UN envoy Jamal Benomar warned of a future “Iraq-Libya-Syria” scenario. Jon Alterman of the Center for Strategic and International Studies predicted increased recruiting by radical groups. Already AQAP has taken advantage of the burgeoning conflict, causing Secretary Carter to cite that group’s “great gains.”
The situation is serious, but Washington policy is almost beyond parody. Announced Secretary of State John Kerry, the U.S. was “not going to stand by while the region is destabilized or while people engage in overt warfare across lines, international boundaries and other countries.”
This from a government which routinely bombs, invades, and occupies other nations for any number of perceived infractions. Washington overthrew a democratic Iranian government, intervened in a Lebanese civil war, invaded Iraq, ejected Libya's government, worked to oust Syria's secular regime, supported Saudi Arabia as it helped Bahrain suppress democracy protestors, and now is aiding Riyadh as the latter bombs indigenous rebels in Yemen.
Indeed, America’s reach for regional hegemony has had catastrophic consequences for both the U.S. and Middle East. Washington empowered Iran and created the Islamic State by invading Iraq. Washington turned a Libyan government which opposed al-Qaeda into a failed state which hosts the Islamic State. In practice if not rhetoric, Washington is the greatest threat to stability in the Middle East. Iran is a minor player in comparison.
Yet Washington officials can offer no coherent justification for joining another obscure and distant conflict. Micah Zenko of the Council on Foreign Relations noted that Gen. Lloyd Austin, in charge of Central Command, admitted that “I don’t currently know the specific goals and objectives of the Saudi campaign.” How can any good result from participating in this war?
Finally, after negotiating the nuclear agreement with Iran the administration is promising even more intensive military involvement in the Middle East. Peacefully resolving differences between Iran and the West and reducing the likelihood of an Iranian nuclear weapon should lower perceived threats against friendly countries. Yet Ilan Berman of the American Foreign Policy Council complained of “a major shift in the regional balance of power” against Washington’s allies.

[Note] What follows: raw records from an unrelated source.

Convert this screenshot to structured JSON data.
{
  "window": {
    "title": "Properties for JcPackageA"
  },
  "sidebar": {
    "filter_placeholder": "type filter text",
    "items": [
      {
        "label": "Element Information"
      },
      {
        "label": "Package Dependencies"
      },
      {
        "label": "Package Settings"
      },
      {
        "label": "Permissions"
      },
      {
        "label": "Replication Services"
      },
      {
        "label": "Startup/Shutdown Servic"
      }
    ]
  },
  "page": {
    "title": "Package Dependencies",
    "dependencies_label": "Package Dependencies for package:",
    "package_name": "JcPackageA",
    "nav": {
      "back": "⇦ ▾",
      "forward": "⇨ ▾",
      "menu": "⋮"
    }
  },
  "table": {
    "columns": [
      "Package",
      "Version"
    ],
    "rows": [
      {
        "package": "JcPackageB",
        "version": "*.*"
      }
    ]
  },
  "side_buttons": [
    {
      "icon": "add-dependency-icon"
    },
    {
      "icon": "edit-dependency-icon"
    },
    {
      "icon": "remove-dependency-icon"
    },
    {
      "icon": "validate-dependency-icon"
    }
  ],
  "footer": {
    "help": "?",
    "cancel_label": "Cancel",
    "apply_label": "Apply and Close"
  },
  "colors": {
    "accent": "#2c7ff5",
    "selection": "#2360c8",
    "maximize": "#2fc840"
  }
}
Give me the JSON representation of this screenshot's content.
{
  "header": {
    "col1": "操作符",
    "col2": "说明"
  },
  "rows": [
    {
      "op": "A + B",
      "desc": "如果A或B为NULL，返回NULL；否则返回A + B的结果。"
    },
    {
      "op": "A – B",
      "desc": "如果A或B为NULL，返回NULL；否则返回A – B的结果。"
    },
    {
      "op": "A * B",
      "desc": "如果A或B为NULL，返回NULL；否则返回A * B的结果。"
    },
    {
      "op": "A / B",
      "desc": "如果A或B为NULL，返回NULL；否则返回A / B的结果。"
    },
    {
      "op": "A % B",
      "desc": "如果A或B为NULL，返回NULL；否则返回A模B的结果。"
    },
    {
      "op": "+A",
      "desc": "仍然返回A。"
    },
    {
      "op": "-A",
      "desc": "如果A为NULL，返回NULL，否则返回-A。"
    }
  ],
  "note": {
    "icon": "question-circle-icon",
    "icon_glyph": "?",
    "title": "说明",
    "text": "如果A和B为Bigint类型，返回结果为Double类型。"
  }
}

In response, reported the Los Angeles Times, “Obama administration officials are promising a major strengthening of U.S. defense commitments to Saudi Arabia and other Persian Gulf allies, possibly including a nuclear commitment to their security.” The president was quoted saying he wanted to “formalize” the U.S. commitment to the region “a little bit more.” If reducing the potential Iranian threat actually increases Washington’s commitments and the likelihood of going to war, why bother?
Of course the Middle East would be better off without Iranian meddling in other nations' affairs. The region would be even better off with creation of a liberal, democratic government in Iran. But the Middle East also would be better off without U.S. and Saudi intervention and with a liberal, democratic state in Riyadh.
Unfortunately, promiscuous American military action, especially on behalf of authoritarian “allies” such as Saudi Arabia, has become a bigger problem than the ills it is supposed to solve. The U.S. should follow up the nuclear deal by proposing discussions with Tehran over its role in regional issues. But at the same time Washington should unilaterally back away from conflicts which are not America’s to solve. U.S. intervention and war-making have wreaked untold harm in the Middle East.